(Beginning of DATA EXCERPTS)
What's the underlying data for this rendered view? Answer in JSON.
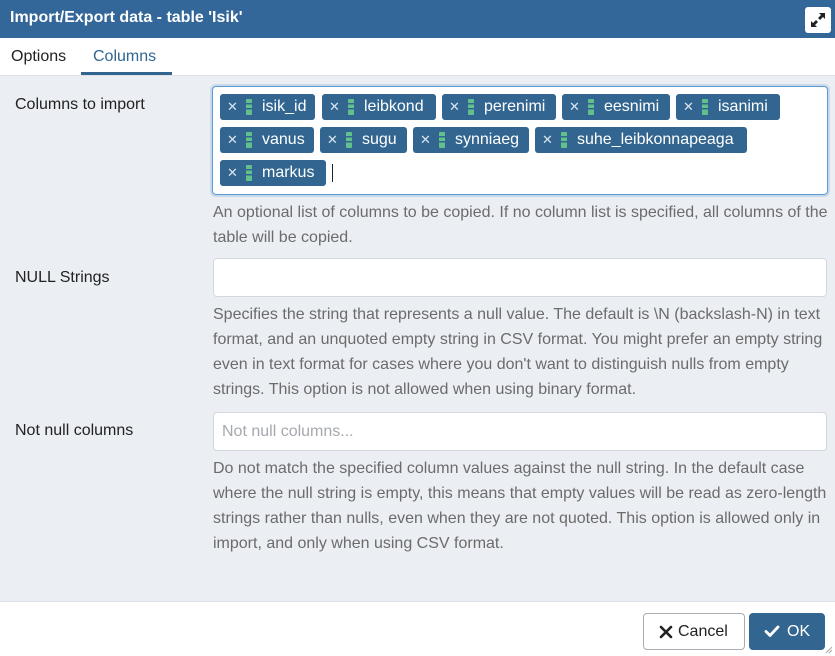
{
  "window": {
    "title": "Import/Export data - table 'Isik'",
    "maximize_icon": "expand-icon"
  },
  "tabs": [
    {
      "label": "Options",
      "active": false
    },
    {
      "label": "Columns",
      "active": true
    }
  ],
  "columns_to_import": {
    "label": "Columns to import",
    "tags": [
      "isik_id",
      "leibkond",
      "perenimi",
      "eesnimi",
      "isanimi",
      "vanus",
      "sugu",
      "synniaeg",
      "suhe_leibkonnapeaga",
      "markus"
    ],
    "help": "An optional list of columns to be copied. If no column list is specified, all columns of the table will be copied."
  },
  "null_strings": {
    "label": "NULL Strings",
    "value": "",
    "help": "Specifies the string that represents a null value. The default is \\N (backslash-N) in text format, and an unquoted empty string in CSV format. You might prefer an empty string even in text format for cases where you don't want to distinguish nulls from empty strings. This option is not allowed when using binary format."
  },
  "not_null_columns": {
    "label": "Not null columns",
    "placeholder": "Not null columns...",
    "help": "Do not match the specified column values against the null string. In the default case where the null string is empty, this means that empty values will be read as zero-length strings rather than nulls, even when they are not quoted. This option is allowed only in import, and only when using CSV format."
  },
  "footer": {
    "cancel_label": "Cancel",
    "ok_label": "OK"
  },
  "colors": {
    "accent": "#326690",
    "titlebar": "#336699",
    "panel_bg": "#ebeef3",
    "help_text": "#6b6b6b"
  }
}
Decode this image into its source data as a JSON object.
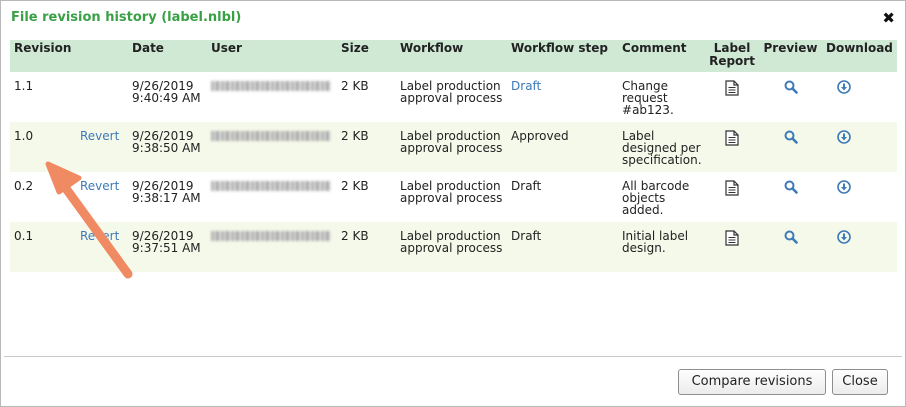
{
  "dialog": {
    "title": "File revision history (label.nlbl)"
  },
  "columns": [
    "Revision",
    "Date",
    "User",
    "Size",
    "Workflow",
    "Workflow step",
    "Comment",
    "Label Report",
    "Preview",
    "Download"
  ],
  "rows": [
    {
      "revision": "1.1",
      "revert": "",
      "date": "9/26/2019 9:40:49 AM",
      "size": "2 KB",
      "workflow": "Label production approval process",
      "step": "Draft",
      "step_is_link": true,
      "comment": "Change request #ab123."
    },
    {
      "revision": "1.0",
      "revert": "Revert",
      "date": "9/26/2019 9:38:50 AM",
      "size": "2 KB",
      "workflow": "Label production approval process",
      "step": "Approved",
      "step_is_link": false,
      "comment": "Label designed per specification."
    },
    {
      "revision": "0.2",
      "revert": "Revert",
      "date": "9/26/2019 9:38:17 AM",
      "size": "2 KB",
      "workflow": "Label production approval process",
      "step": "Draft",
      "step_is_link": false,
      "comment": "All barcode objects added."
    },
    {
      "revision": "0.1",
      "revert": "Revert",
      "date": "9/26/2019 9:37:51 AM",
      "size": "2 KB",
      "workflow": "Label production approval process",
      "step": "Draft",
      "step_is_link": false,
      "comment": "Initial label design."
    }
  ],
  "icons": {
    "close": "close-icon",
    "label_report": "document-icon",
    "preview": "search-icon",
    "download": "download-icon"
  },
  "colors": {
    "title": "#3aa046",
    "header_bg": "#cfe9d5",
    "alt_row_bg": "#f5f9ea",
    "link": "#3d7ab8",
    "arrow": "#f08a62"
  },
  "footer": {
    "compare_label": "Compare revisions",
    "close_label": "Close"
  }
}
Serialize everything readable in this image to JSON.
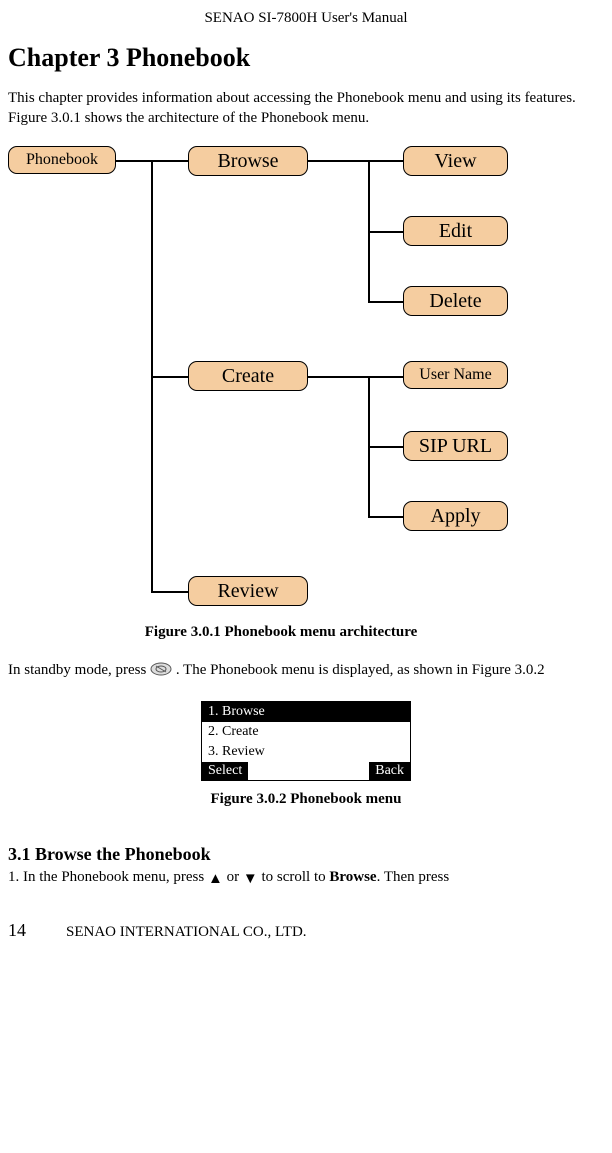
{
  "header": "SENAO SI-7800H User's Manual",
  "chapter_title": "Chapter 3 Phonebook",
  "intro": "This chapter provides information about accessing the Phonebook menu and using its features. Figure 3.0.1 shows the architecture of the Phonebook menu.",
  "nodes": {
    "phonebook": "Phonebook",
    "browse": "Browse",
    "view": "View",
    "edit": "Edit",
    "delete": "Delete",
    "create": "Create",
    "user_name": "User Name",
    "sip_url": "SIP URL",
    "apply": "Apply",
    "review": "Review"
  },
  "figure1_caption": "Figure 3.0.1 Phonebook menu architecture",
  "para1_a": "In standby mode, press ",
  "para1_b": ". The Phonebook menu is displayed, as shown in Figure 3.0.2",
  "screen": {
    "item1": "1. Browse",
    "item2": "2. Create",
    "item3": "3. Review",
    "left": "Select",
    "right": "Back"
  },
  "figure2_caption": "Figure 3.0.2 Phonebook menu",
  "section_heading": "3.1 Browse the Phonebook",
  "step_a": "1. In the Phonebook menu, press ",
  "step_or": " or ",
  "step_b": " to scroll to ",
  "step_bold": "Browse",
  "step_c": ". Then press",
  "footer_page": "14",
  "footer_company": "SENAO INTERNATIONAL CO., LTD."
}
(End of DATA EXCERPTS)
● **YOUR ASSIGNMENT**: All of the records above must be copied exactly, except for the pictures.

● **RESPONSE BOX**:
What's the underlying data for this rendered view? Answer in JSON.
{
  "window": {
    "title": "Import/Export data - table 'Isik'",
    "maximize_icon": "expand-icon"
  },
  "tabs": [
    {
      "label": "Options",
      "active": false
    },
    {
      "label": "Columns",
      "active": true
    }
  ],
  "columns_to_import": {
    "label": "Columns to import",
    "tags": [
      "isik_id",
      "leibkond",
      "perenimi",
      "eesnimi",
      "isanimi",
      "vanus",
      "sugu",
      "synniaeg",
      "suhe_leibkonnapeaga",
      "markus"
    ],
    "help": "An optional list of columns to be copied. If no column list is specified, all columns of the table will be copied."
  },
  "null_strings": {
    "label": "NULL Strings",
    "value": "",
    "help": "Specifies the string that represents a null value. The default is \\N (backslash-N) in text format, and an unquoted empty string in CSV format. You might prefer an empty string even in text format for cases where you don't want to distinguish nulls from empty strings. This option is not allowed when using binary format."
  },
  "not_null_columns": {
    "label": "Not null columns",
    "placeholder": "Not null columns...",
    "help": "Do not match the specified column values against the null string. In the default case where the null string is empty, this means that empty values will be read as zero-length strings rather than nulls, even when they are not quoted. This option is allowed only in import, and only when using CSV format."
  },
  "footer": {
    "cancel_label": "Cancel",
    "ok_label": "OK"
  },
  "colors": {
    "accent": "#326690",
    "titlebar": "#336699",
    "panel_bg": "#ebeef3",
    "help_text": "#6b6b6b"
  }
}
Decode this image into its source data as a JSON object.
{
  "dialog": {
    "title": "File revision history (label.nlbl)"
  },
  "columns": [
    "Revision",
    "Date",
    "User",
    "Size",
    "Workflow",
    "Workflow step",
    "Comment",
    "Label Report",
    "Preview",
    "Download"
  ],
  "rows": [
    {
      "revision": "1.1",
      "revert": "",
      "date": "9/26/2019 9:40:49 AM",
      "size": "2 KB",
      "workflow": "Label production approval process",
      "step": "Draft",
      "step_is_link": true,
      "comment": "Change request #ab123."
    },
    {
      "revision": "1.0",
      "revert": "Revert",
      "date": "9/26/2019 9:38:50 AM",
      "size": "2 KB",
      "workflow": "Label production approval process",
      "step": "Approved",
      "step_is_link": false,
      "comment": "Label designed per specification."
    },
    {
      "revision": "0.2",
      "revert": "Revert",
      "date": "9/26/2019 9:38:17 AM",
      "size": "2 KB",
      "workflow": "Label production approval process",
      "step": "Draft",
      "step_is_link": false,
      "comment": "All barcode objects added."
    },
    {
      "revision": "0.1",
      "revert": "Revert",
      "date": "9/26/2019 9:37:51 AM",
      "size": "2 KB",
      "workflow": "Label production approval process",
      "step": "Draft",
      "step_is_link": false,
      "comment": "Initial label design."
    }
  ],
  "icons": {
    "close": "close-icon",
    "label_report": "document-icon",
    "preview": "search-icon",
    "download": "download-icon"
  },
  "colors": {
    "title": "#3aa046",
    "header_bg": "#cfe9d5",
    "alt_row_bg": "#f5f9ea",
    "link": "#3d7ab8",
    "arrow": "#f08a62"
  },
  "footer": {
    "compare_label": "Compare revisions",
    "close_label": "Close"
  }
}
Serialize everything readable in this image to JSON.
{
  "header": "SENAO SI-7800H User's Manual",
  "chapter_title": "Chapter 3 Phonebook",
  "intro": "This chapter provides information about accessing the Phonebook menu and using its features. Figure 3.0.1 shows the architecture of the Phonebook menu.",
  "nodes": {
    "phonebook": "Phonebook",
    "browse": "Browse",
    "view": "View",
    "edit": "Edit",
    "delete": "Delete",
    "create": "Create",
    "user_name": "User Name",
    "sip_url": "SIP URL",
    "apply": "Apply",
    "review": "Review"
  },
  "figure1_caption": "Figure 3.0.1 Phonebook menu architecture",
  "para1_a": "In standby mode, press ",
  "para1_b": ". The Phonebook menu is displayed, as shown in Figure 3.0.2",
  "screen": {
    "item1": "1. Browse",
    "item2": "2. Create",
    "item3": "3. Review",
    "left": "Select",
    "right": "Back"
  },
  "figure2_caption": "Figure 3.0.2 Phonebook menu",
  "section_heading": "3.1 Browse the Phonebook",
  "step_a": "1. In the Phonebook menu, press ",
  "step_or": " or ",
  "step_b": " to scroll to ",
  "step_bold": "Browse",
  "step_c": ". Then press",
  "footer_page": "14",
  "footer_company": "SENAO INTERNATIONAL CO., LTD."
}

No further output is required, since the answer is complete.